Although you might think that chatting with robots might degrade the customer experience, it turns out that customers are starting to like them. As of 2022, 40% of users prefer chatting with virtual agents as opposed to human customer service representatives.
For insurers, this proves that it’s possible to invest in AI without losing the human touch. As long as the solution can understand what policyholders are saying and answer their questions effectively, they’ll enjoy – and sometimes even prefer – their experience. Meanwhile, human claims adjusters will appreciate that they can spend more time working on more complex cases.
Pharma – Using AI to streamline mountains of data
Clinical trials generate data which includes dosage information, administration methods, health metrics from the participants, and more. This can be a lot to sort through, and some of the data may need clarification. For example, Participant X got sick, but was it because of the trial medication or because of unrelated food poisoning? The former is an important data point, but the latter is a false positive and investigating it will waste cycle time.
Insurance claims also have this issue. There’s a lot of information – the make and model of two vehicles involved in an accident, the name of the responding officer, the age of the drivers – but it’s only relevant some of the time. To speed claim resolution, they need to flag important information and discard the rest.
In the pharmaceutical industry, any delay in interpreting the results of a drug trial will directly impact time to market. This can hurt drug makers competitively, while also impacting patient wellbeing. Meanwhile in the insurance industry, any delay in claims resolution might cause customers to churn, or potentially impact their health and livelihoods.
Pfizer knew that time-to-market was critical in the aftermath of its Covid-19 vaccine trials. Instead of relying on manual efforts to sort, clean, and optimize their data sets, they turned to a purpose-built machine learning algorithm. This choice saved an entire month of development time, allowing the manufacturer to start saving lives that much sooner.
Insurers also have a lot of data to process, but only some of it is instrumental. When insurers improve their speed in terms of getting useful data from claims documents, they can speed the claims process itself. This improves the customer experience and helps policyholders recover.
AI lessons for insurers: the final takeaways
Outside industries have found several positive outcomes from AI investment. These benefits all represent improvements that insurers can replicate.
- Auto manufacturers are pioneering innovations when it comes to improving the relationships between human workers and AI.
- Retailers are using AI to improve the customer experience – without adding to human workloads. Customers don’t seem to mind the increased AI interactions.
- Pharmaceutical companies use AI to reduce the time it takes to help patients by cleaning data from drug trials.
By considering these investments, insurers can create more seamless interactions between humans and machines by investing in more autonomous AI. They can improve the customer experience by augmenting their workforce with AI that uses natural language processing.

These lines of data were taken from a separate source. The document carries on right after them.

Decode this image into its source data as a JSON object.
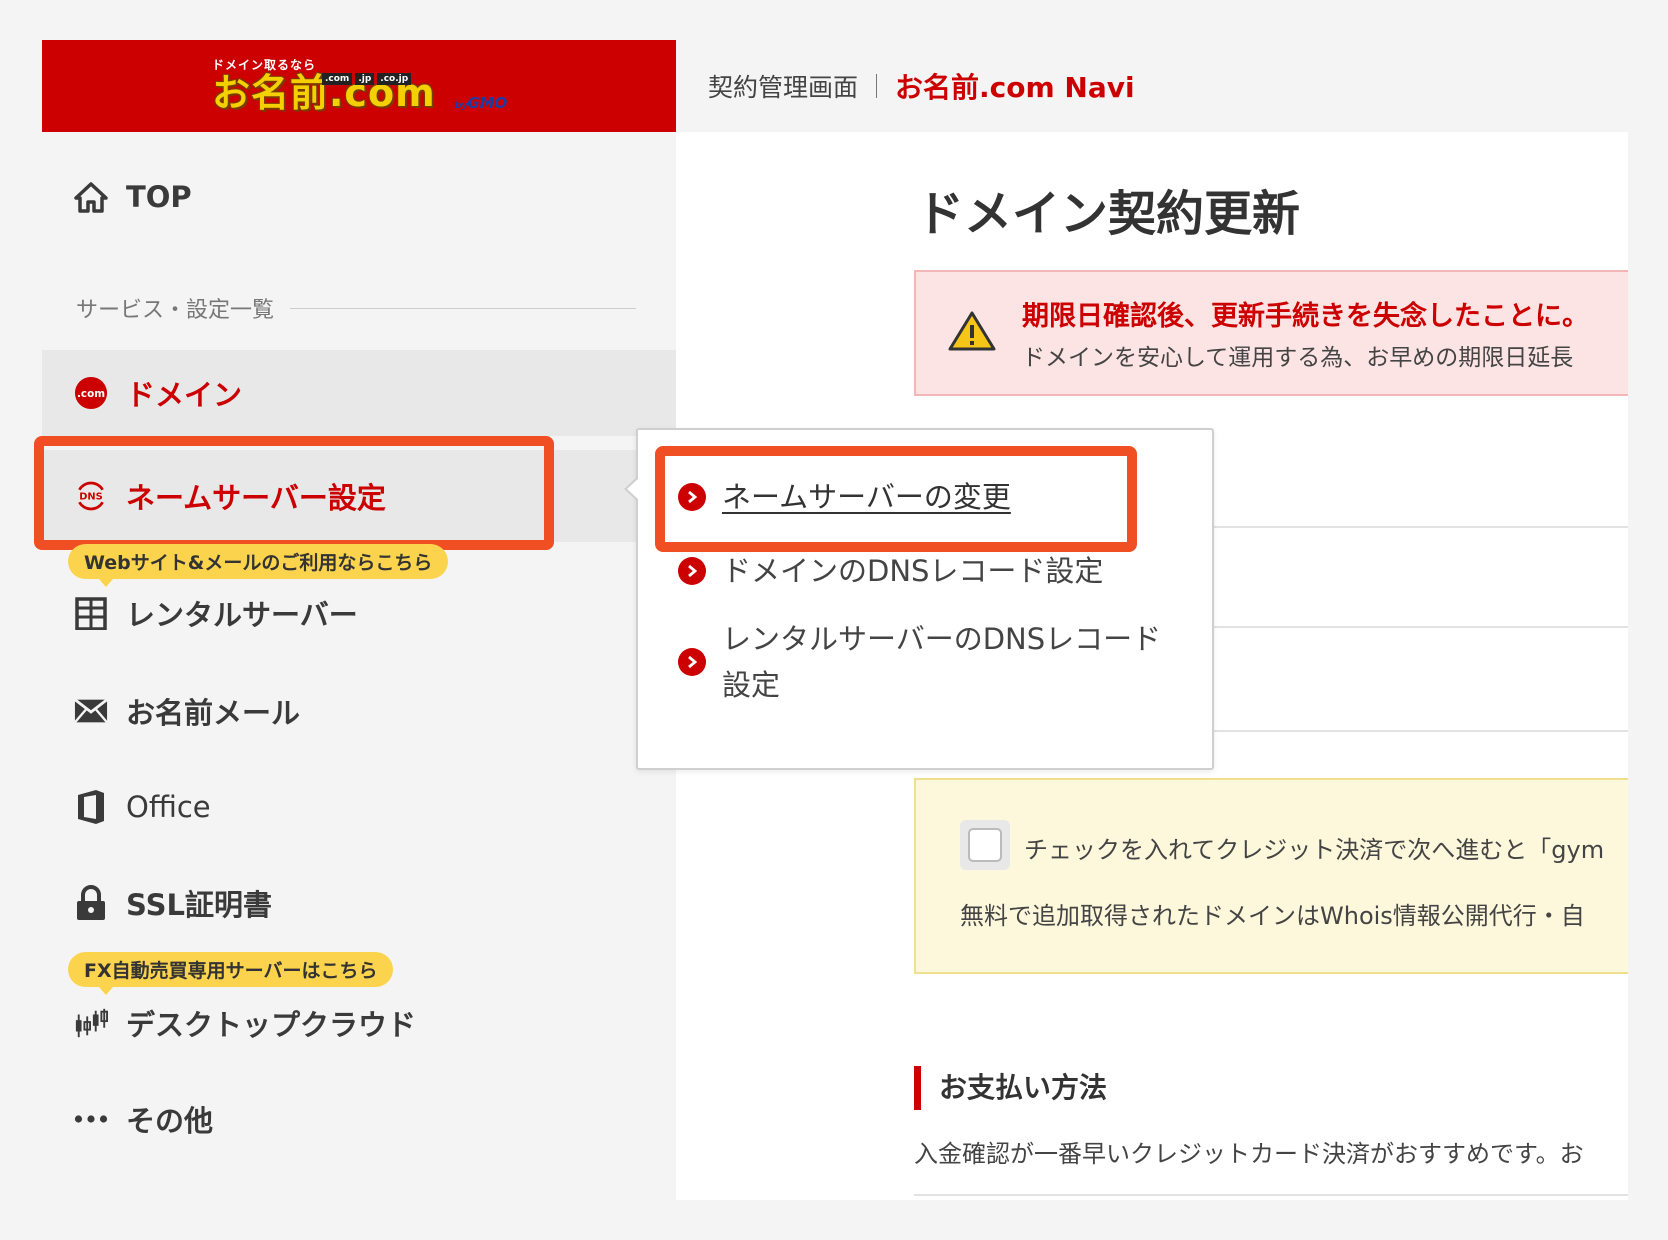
{
  "colors": {
    "brand_red": "#cc0000",
    "highlight_orange": "#f04e23",
    "badge_yellow": "#fcd34d"
  },
  "logo": {
    "tagline": "ドメイン取るなら",
    "tlds": [
      ".com",
      ".jp",
      ".co.jp"
    ],
    "name": "お名前.com",
    "by": "by",
    "company": "GMO"
  },
  "header": {
    "label": "契約管理画面",
    "brand": "お名前.com Navi"
  },
  "sidebar": {
    "top": {
      "label": "TOP",
      "icon": "home-icon"
    },
    "section_title": "サービス・設定一覧",
    "items": [
      {
        "label": "ドメイン",
        "icon": "dotcom-icon",
        "icon_text": ".com"
      },
      {
        "label": "ネームサーバー設定",
        "icon": "dns-icon",
        "icon_text": "DNS"
      },
      {
        "label": "レンタルサーバー",
        "icon": "server-icon",
        "badge": "Webサイト&メールのご利用ならこちら"
      },
      {
        "label": "お名前メール",
        "icon": "mail-icon"
      },
      {
        "label": "Office",
        "icon": "office-icon"
      },
      {
        "label": "SSL証明書",
        "icon": "lock-icon"
      },
      {
        "label": "デスクトップクラウド",
        "icon": "chart-icon",
        "badge": "FX自動売買専用サーバーはこちら"
      },
      {
        "label": "その他",
        "icon": "more-icon"
      }
    ]
  },
  "dropdown": {
    "items": [
      {
        "label": "ネームサーバーの変更"
      },
      {
        "label": "ドメインのDNSレコード設定"
      },
      {
        "label_line1": "レンタルサーバーのDNSレコード",
        "label_line2": "設定"
      }
    ]
  },
  "main": {
    "title": "ドメイン契約更新",
    "alert": {
      "title": "期限日確認後、更新手続きを失念したことに。",
      "text": "ドメインを安心して運用する為、お早めの期限日延長"
    },
    "notice": {
      "line1": "チェックを入れてクレジット決済で次へ進むと「gym",
      "line2": "無料で追加取得されたドメインはWhois情報公開代行・自"
    },
    "payment": {
      "heading": "お支払い方法",
      "text": "入金確認が一番早いクレジットカード決済がおすすめです。お"
    }
  }
}
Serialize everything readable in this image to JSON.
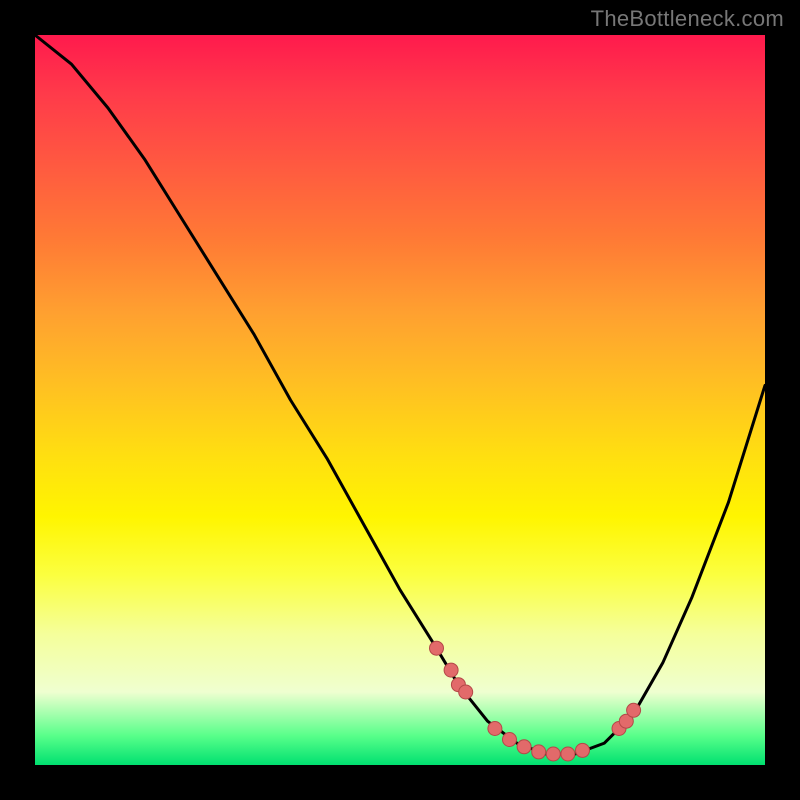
{
  "watermark": "TheBottleneck.com",
  "colors": {
    "curve": "#000000",
    "marker_fill": "#e26a6a",
    "marker_stroke": "#b44848"
  },
  "chart_data": {
    "type": "line",
    "title": "",
    "xlabel": "",
    "ylabel": "",
    "xlim": [
      0,
      100
    ],
    "ylim": [
      0,
      100
    ],
    "grid": false,
    "legend": false,
    "series": [
      {
        "name": "bottleneck-curve",
        "x": [
          0,
          5,
          10,
          15,
          20,
          25,
          30,
          35,
          40,
          45,
          50,
          55,
          58,
          62,
          66,
          70,
          74,
          78,
          82,
          86,
          90,
          95,
          100
        ],
        "y": [
          100,
          96,
          90,
          83,
          75,
          67,
          59,
          50,
          42,
          33,
          24,
          16,
          11,
          6,
          3,
          1.5,
          1.5,
          3,
          7,
          14,
          23,
          36,
          52
        ]
      }
    ],
    "markers": {
      "name": "highlight-points",
      "x": [
        55,
        57,
        58,
        59,
        63,
        65,
        67,
        69,
        71,
        73,
        75,
        80,
        81,
        82
      ],
      "y": [
        16,
        13,
        11,
        10,
        5,
        3.5,
        2.5,
        1.8,
        1.5,
        1.5,
        2,
        5,
        6,
        7.5
      ]
    }
  }
}
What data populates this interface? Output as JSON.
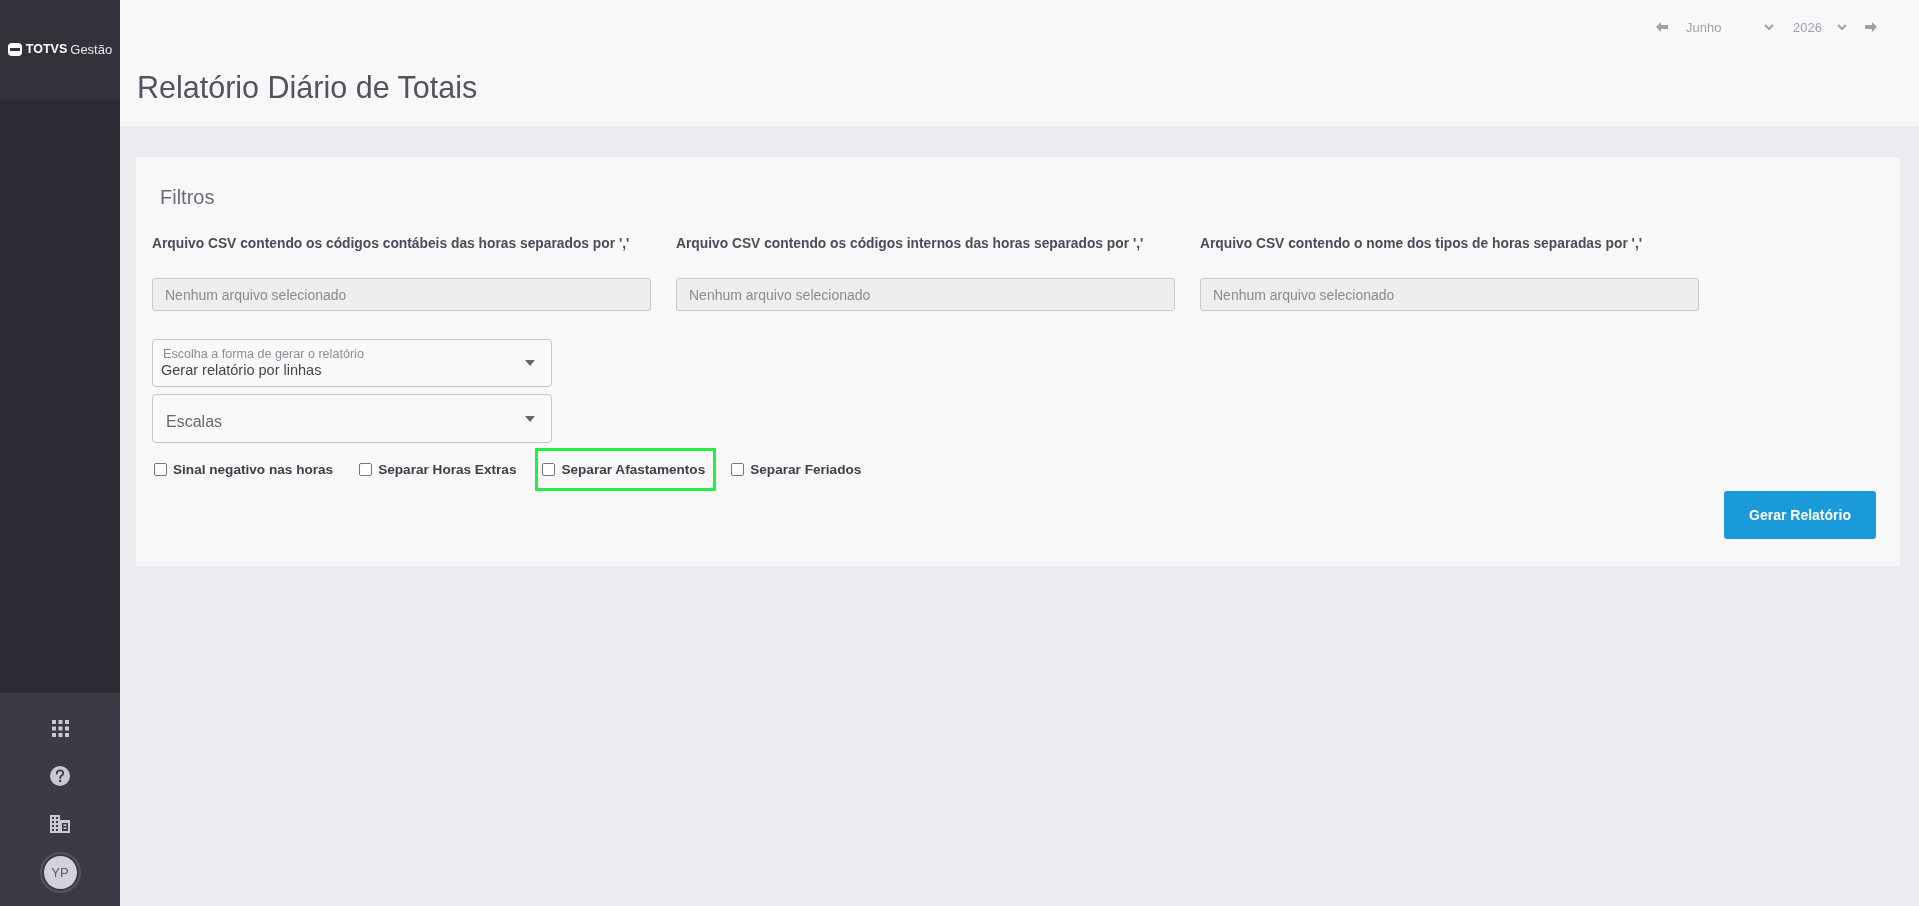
{
  "sidebar": {
    "logo": {
      "brand": "TOTVS",
      "product": "Gestão"
    },
    "avatar": {
      "initials": "YP"
    }
  },
  "header": {
    "title": "Relatório Diário de Totais",
    "period": {
      "month": "Junho",
      "year": "2026"
    }
  },
  "filters": {
    "title": "Filtros",
    "file_inputs": [
      {
        "label": "Arquivo CSV contendo os códigos contábeis das horas separados por ','",
        "placeholder": "Nenhum arquivo selecionado"
      },
      {
        "label": "Arquivo CSV contendo os códigos internos das horas separados por ','",
        "placeholder": "Nenhum arquivo selecionado"
      },
      {
        "label": "Arquivo CSV contendo o nome dos tipos de horas separadas por ','",
        "placeholder": "Nenhum arquivo selecionado"
      }
    ],
    "selects": [
      {
        "label": "Escolha a forma de gerar o relatório",
        "value": "Gerar relatório por linhas"
      },
      {
        "placeholder": "Escalas"
      }
    ],
    "checkboxes": [
      {
        "label": "Sinal negativo nas horas",
        "checked": false,
        "highlighted": false
      },
      {
        "label": "Separar Horas Extras",
        "checked": false,
        "highlighted": false
      },
      {
        "label": "Separar Afastamentos",
        "checked": false,
        "highlighted": true
      },
      {
        "label": "Separar Feriados",
        "checked": false,
        "highlighted": false
      }
    ],
    "submit_button": "Gerar Relatório"
  }
}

Lastly, they can speed up the claims process by using machines to clean up incoming data.
Shift Technology thinks about these topics every day as part of the way that we help our customers. Our AI-powered solutions are designed specifically to solve these challenges for the insurance market, which means that our customers can:
- Use AI-based intelligent decisioning to support claims handlers
- Improve policyholder interactions
- Speed claims resolution
If you’d like more information, we just released a new white paper that goes into more detail on the benefit that insurers can expect from AI investment.